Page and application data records

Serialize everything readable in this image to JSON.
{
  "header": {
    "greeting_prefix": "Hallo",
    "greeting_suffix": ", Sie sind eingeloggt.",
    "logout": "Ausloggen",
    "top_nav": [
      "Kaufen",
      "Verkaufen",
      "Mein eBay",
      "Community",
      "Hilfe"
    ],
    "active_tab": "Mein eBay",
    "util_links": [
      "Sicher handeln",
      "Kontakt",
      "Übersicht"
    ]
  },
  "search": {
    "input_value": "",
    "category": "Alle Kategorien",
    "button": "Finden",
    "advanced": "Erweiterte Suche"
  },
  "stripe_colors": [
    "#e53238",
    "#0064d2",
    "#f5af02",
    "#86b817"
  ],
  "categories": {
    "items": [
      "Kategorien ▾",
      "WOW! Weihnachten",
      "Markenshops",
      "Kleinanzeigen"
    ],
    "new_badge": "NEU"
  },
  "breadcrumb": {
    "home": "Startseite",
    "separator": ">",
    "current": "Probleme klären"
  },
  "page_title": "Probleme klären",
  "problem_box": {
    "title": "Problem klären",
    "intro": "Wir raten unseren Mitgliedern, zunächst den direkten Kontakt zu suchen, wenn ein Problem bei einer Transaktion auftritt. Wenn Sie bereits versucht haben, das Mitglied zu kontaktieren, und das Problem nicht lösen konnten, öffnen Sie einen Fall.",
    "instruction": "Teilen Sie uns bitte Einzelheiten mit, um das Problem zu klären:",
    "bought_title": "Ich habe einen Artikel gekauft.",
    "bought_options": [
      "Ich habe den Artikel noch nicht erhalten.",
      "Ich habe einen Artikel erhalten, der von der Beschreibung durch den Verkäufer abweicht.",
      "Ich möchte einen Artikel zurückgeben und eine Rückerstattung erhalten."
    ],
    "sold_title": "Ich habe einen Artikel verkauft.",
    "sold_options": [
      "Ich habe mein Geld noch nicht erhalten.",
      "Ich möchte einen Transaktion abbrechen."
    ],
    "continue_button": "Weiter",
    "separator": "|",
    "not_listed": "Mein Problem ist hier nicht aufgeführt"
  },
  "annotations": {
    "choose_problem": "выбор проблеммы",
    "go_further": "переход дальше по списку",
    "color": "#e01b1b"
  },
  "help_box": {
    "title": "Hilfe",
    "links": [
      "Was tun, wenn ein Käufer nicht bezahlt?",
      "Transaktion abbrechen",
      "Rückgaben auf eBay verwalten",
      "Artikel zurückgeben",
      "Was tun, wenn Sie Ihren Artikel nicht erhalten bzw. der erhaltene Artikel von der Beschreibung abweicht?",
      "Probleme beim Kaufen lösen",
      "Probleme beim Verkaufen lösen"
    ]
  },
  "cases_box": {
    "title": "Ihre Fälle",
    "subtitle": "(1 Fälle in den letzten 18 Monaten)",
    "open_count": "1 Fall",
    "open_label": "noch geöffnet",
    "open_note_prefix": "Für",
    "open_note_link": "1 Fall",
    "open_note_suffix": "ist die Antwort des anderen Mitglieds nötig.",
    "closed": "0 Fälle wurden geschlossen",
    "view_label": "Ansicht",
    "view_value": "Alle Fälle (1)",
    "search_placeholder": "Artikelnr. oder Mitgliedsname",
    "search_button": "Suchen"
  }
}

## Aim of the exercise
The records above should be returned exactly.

## The completed task
Serialize everything readable in this image to JSON.
{
  "header": {
    "greeting_prefix": "Hallo",
    "greeting_suffix": ", Sie sind eingeloggt.",
    "logout": "Ausloggen",
    "top_nav": [
      "Kaufen",
      "Verkaufen",
      "Mein eBay",
      "Community",
      "Hilfe"
    ],
    "active_tab": "Mein eBay",
    "util_links": [
      "Sicher handeln",
      "Kontakt",
      "Übersicht"
    ]
  },
  "search": {
    "input_value": "",
    "category": "Alle Kategorien",
    "button": "Finden",
    "advanced": "Erweiterte Suche"
  },
  "stripe_colors": [
    "#e53238",
    "#0064d2",
    "#f5af02",
    "#86b817"
  ],
  "categories": {
    "items": [
      "Kategorien ▾",
      "WOW! Weihnachten",
      "Markenshops",
      "Kleinanzeigen"
    ],
    "new_badge": "NEU"
  },
  "breadcrumb": {
    "home": "Startseite",
    "separator": ">",
    "current": "Probleme klären"
  },
  "page_title": "Probleme klären",
  "problem_box": {
    "title": "Problem klären",
    "intro": "Wir raten unseren Mitgliedern, zunächst den direkten Kontakt zu suchen, wenn ein Problem bei einer Transaktion auftritt. Wenn Sie bereits versucht haben, das Mitglied zu kontaktieren, und das Problem nicht lösen konnten, öffnen Sie einen Fall.",
    "instruction": "Teilen Sie uns bitte Einzelheiten mit, um das Problem zu klären:",
    "bought_title": "Ich habe einen Artikel gekauft.",
    "bought_options": [
      "Ich habe den Artikel noch nicht erhalten.",
      "Ich habe einen Artikel erhalten, der von der Beschreibung durch den Verkäufer abweicht.",
      "Ich möchte einen Artikel zurückgeben und eine Rückerstattung erhalten."
    ],
    "sold_title": "Ich habe einen Artikel verkauft.",
    "sold_options": [
      "Ich habe mein Geld noch nicht erhalten.",
      "Ich möchte einen Transaktion abbrechen."
    ],
    "continue_button": "Weiter",
    "separator": "|",
    "not_listed": "Mein Problem ist hier nicht aufgeführt"
  },
  "annotations": {
    "choose_problem": "выбор проблеммы",
    "go_further": "переход дальше по списку",
    "color": "#e01b1b"
  },
  "help_box": {
    "title": "Hilfe",
    "links": [
      "Was tun, wenn ein Käufer nicht bezahlt?",
      "Transaktion abbrechen",
      "Rückgaben auf eBay verwalten",
      "Artikel zurückgeben",
      "Was tun, wenn Sie Ihren Artikel nicht erhalten bzw. der erhaltene Artikel von der Beschreibung abweicht?",
      "Probleme beim Kaufen lösen",
      "Probleme beim Verkaufen lösen"
    ]
  },
  "cases_box": {
    "title": "Ihre Fälle",
    "subtitle": "(1 Fälle in den letzten 18 Monaten)",
    "open_count": "1 Fall",
    "open_label": "noch geöffnet",
    "open_note_prefix": "Für",
    "open_note_link": "1 Fall",
    "open_note_suffix": "ist die Antwort des anderen Mitglieds nötig.",
    "closed": "0 Fälle wurden geschlossen",
    "view_label": "Ansicht",
    "view_value": "Alle Fälle (1)",
    "search_placeholder": "Artikelnr. oder Mitgliedsname",
    "search_button": "Suchen"
  }
}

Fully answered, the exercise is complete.